**What the task asks**
A precise repetition of every line below is the required answer.

Component data from apps and pages:
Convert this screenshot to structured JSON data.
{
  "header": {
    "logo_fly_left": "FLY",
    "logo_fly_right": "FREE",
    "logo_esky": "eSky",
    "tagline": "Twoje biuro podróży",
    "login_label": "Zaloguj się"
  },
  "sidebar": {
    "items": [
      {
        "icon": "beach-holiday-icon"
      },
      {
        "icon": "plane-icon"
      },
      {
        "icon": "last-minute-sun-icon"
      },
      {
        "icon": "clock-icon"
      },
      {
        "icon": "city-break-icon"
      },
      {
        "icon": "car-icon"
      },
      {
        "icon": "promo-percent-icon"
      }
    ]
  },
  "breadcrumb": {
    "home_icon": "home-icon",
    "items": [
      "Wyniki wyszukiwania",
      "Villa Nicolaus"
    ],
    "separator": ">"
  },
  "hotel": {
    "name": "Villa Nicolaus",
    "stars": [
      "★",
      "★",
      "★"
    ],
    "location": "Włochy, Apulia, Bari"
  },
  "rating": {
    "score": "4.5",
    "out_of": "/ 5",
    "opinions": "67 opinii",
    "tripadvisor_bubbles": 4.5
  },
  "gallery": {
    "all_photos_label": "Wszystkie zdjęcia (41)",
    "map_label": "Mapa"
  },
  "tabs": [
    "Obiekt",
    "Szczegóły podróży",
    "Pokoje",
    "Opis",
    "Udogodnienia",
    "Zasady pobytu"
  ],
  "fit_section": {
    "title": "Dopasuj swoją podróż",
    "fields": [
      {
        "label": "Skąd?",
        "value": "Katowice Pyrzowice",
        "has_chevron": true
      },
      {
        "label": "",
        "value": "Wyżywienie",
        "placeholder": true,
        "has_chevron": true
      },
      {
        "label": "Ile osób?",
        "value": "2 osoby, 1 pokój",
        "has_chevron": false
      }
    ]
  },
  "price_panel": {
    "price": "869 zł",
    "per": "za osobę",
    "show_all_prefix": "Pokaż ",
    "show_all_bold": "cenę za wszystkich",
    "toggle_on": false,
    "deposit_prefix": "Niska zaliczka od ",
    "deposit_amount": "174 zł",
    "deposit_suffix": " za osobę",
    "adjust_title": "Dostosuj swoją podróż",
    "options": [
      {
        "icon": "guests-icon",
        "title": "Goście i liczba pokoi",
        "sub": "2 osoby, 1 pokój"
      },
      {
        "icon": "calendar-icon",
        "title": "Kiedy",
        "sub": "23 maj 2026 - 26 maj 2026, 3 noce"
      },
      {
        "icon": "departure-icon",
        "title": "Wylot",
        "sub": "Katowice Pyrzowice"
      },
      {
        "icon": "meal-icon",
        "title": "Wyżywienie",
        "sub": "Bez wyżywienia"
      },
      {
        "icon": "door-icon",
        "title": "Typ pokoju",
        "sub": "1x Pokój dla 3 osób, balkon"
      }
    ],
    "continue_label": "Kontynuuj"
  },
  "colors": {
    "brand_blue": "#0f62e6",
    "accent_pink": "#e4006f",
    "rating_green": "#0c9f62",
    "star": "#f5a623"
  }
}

**Result for this task**
Convert this screenshot to structured JSON data.
{
  "header": {
    "logo_fly_left": "FLY",
    "logo_fly_right": "FREE",
    "logo_esky": "eSky",
    "tagline": "Twoje biuro podróży",
    "login_label": "Zaloguj się"
  },
  "sidebar": {
    "items": [
      {
        "icon": "beach-holiday-icon"
      },
      {
        "icon": "plane-icon"
      },
      {
        "icon": "last-minute-sun-icon"
      },
      {
        "icon": "clock-icon"
      },
      {
        "icon": "city-break-icon"
      },
      {
        "icon": "car-icon"
      },
      {
        "icon": "promo-percent-icon"
      }
    ]
  },
  "breadcrumb": {
    "home_icon": "home-icon",
    "items": [
      "Wyniki wyszukiwania",
      "Villa Nicolaus"
    ],
    "separator": ">"
  },
  "hotel": {
    "name": "Villa Nicolaus",
    "stars": [
      "★",
      "★",
      "★"
    ],
    "location": "Włochy, Apulia, Bari"
  },
  "rating": {
    "score": "4.5",
    "out_of": "/ 5",
    "opinions": "67 opinii",
    "tripadvisor_bubbles": 4.5
  },
  "gallery": {
    "all_photos_label": "Wszystkie zdjęcia (41)",
    "map_label": "Mapa"
  },
  "tabs": [
    "Obiekt",
    "Szczegóły podróży",
    "Pokoje",
    "Opis",
    "Udogodnienia",
    "Zasady pobytu"
  ],
  "fit_section": {
    "title": "Dopasuj swoją podróż",
    "fields": [
      {
        "label": "Skąd?",
        "value": "Katowice Pyrzowice",
        "has_chevron": true
      },
      {
        "label": "",
        "value": "Wyżywienie",
        "placeholder": true,
        "has_chevron": true
      },
      {
        "label": "Ile osób?",
        "value": "2 osoby, 1 pokój",
        "has_chevron": false
      }
    ]
  },
  "price_panel": {
    "price": "869 zł",
    "per": "za osobę",
    "show_all_prefix": "Pokaż ",
    "show_all_bold": "cenę za wszystkich",
    "toggle_on": false,
    "deposit_prefix": "Niska zaliczka od ",
    "deposit_amount": "174 zł",
    "deposit_suffix": " za osobę",
    "adjust_title": "Dostosuj swoją podróż",
    "options": [
      {
        "icon": "guests-icon",
        "title": "Goście i liczba pokoi",
        "sub": "2 osoby, 1 pokój"
      },
      {
        "icon": "calendar-icon",
        "title": "Kiedy",
        "sub": "23 maj 2026 - 26 maj 2026, 3 noce"
      },
      {
        "icon": "departure-icon",
        "title": "Wylot",
        "sub": "Katowice Pyrzowice"
      },
      {
        "icon": "meal-icon",
        "title": "Wyżywienie",
        "sub": "Bez wyżywienia"
      },
      {
        "icon": "door-icon",
        "title": "Typ pokoju",
        "sub": "1x Pokój dla 3 osób, balkon"
      }
    ],
    "continue_label": "Kontynuuj"
  },
  "colors": {
    "brand_blue": "#0f62e6",
    "accent_pink": "#e4006f",
    "rating_green": "#0c9f62",
    "star": "#f5a623"
  }
}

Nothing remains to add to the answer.